*Óscar Martínez: Salvadoran journalist Martínez also investigated the risks faced by Central Americans on journeys north. He did so by traveling eight times on the treacherous freight trains (nicknamed “the Beast”), often ridden by immigrants on their way north. Martínez wrote The Beast: Riding the Rails and Dodging Narcos on the Migrant Trail in 2013.
Another important area of investigation and activism for writers on both sides of the border is the “war on drugs” being conducted in the US and Mexico that has led to extreme violence at the border. Just a few of the contemporary journalists and organizations focusing their work on the politics behind this war include:
*Alfredo Corchado: A Mexican American journalist based in Mexico City, whose book Midnight in Mexico chronicles his life in the face of receiving threats of violence because of his reporting on government collaboration with drug cartels.
*Diego Enrique Osorno: A prolific Mexican journalist, who has written quite a bit about Mexican cartels. His website: Diego Enrique Osorno
*John Gibler: Gibler frequently reports from Mexico and who in his most recent book, To Die in Mexico: Dispatches from Inside the Drug War, looks at the culture of impunity surrounding drug war-related violence.
*Anabel Hernández: The Mexican journalist who in her most recently translated work, Narcoland: The Mexican Drug Lords and Their Godfathers, discusses the connections between drug cartels and the government. An interview with Hernández on Democracy Now!: Narcoland: Journalist Braves Death Threats to Reveal Ties Between Mexican Government & Drug Cartels.
*The documentary Reportero, looks at the dangers faced by reporters investigating the drug war in Tijuana.

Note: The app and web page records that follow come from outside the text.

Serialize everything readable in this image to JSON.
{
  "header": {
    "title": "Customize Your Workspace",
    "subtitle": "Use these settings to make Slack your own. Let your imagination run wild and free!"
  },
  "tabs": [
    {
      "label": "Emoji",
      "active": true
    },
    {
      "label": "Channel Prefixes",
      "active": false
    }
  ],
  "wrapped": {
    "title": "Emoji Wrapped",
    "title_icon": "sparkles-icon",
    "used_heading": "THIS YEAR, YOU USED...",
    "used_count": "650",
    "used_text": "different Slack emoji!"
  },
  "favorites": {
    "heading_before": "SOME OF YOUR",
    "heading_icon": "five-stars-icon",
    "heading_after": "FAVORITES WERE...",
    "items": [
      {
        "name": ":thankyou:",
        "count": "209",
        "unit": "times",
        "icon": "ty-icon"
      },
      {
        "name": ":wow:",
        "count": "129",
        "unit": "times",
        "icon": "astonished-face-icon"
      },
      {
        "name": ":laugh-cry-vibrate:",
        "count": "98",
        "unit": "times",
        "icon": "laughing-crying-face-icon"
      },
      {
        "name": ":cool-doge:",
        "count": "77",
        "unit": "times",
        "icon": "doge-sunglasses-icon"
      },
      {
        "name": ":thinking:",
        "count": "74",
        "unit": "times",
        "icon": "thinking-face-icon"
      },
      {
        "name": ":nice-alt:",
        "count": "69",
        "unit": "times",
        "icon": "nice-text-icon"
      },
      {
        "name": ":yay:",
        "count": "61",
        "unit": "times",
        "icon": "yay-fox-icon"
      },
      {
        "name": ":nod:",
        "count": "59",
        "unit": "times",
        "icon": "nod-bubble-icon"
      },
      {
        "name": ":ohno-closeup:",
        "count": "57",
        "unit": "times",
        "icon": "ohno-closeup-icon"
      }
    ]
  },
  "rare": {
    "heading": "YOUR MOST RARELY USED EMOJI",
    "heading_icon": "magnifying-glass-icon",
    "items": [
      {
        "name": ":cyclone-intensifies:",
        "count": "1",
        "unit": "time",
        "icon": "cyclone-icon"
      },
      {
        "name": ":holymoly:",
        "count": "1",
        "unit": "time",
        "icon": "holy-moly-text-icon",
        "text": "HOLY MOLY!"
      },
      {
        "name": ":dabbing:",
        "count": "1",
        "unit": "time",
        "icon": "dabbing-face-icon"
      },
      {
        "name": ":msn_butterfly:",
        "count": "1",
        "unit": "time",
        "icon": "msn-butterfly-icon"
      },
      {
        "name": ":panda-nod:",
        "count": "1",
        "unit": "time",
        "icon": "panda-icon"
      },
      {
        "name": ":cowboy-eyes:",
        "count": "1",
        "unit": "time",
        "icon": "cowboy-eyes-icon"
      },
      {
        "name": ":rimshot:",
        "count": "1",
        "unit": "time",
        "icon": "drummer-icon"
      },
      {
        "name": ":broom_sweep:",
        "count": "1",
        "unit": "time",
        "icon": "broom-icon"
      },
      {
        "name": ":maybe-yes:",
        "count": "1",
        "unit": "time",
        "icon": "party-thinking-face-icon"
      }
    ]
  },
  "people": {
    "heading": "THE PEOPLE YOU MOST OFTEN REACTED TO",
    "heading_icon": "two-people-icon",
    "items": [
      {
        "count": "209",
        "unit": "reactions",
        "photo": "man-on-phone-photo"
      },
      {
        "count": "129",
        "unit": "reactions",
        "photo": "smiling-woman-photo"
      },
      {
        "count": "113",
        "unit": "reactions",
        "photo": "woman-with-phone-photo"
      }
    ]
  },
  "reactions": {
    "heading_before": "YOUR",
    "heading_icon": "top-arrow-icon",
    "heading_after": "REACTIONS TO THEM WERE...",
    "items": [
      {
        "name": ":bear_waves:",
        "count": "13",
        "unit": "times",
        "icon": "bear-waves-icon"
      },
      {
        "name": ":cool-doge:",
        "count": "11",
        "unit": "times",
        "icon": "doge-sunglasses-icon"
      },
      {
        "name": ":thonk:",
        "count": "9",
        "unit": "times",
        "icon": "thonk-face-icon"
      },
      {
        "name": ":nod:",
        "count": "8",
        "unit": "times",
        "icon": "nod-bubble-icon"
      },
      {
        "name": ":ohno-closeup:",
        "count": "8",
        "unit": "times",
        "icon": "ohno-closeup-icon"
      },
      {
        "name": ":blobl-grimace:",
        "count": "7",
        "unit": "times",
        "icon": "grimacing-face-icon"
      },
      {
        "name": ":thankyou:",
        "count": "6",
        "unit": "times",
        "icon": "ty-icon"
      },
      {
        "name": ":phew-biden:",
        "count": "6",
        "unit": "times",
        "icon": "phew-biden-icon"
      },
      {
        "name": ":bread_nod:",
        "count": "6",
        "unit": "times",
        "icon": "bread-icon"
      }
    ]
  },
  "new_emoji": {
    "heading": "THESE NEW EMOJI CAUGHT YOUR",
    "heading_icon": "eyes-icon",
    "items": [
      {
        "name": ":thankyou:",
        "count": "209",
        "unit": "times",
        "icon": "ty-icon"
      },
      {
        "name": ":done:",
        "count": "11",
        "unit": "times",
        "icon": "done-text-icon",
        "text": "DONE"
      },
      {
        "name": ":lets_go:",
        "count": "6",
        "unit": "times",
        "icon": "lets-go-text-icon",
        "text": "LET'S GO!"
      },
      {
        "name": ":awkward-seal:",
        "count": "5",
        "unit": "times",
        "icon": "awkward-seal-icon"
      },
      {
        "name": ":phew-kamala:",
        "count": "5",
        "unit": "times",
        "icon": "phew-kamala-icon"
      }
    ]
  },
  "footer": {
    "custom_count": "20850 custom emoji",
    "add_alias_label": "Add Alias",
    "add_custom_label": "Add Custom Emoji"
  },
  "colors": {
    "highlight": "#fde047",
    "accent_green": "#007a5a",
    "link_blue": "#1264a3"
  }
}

*The Press Freedom Index 2013, published by Reporters Without Borders, collects data on violence against journalists worldwide and ranks nations according to press freedom.
A significant and growing area of advocacy for today’s journalists is that of governmental transparency. Some of the stories recently or currently in the news that have fueled debates over the need for more or less governmental transparency and secrecy include:
*Bradley Manning’s 2010 collaboration with WikiLeaks, the anti-secrecy website edited by Julian Assange, to which the former US Army soldier leaked thousands of classified documents, some related to the US wars in Iraq and Afghanistan, along with a large number of diplomatic cables.
*More documents leaked by Edward Snowden, a former National Security Agency (NSA) contractor, which started to run in The Guardian and The Washington Post in June 2013. These have included information on NSA surveillance operations that surprised and infuriated many Americans and international allies.
*An Associated Press investigation that revealed that Robert Levinson, an American citizen who disappeared in Iran in 2007, was on an unapproved mission launched by CIA analysts.
AP Story: Missing American in Iran was on Unapproved Mission.
*In an age when many cable news channels seem to have a political bias or agenda, people often lament the absence of media objectivity. Should reporters aspire to objectivity? Is it possible for news reporting to be objective?
*Is it appropriate for reporters to advocate for political and/or social causes? Is advocacy journalism effective?
*Should news outlets cooperate with the federal government on issues related to national security?
*Should there be limits on the types of information that news outlets can report?
*How have new technologies and new media (especially Internet-based media) changed the ways in which we are able to receive and process information?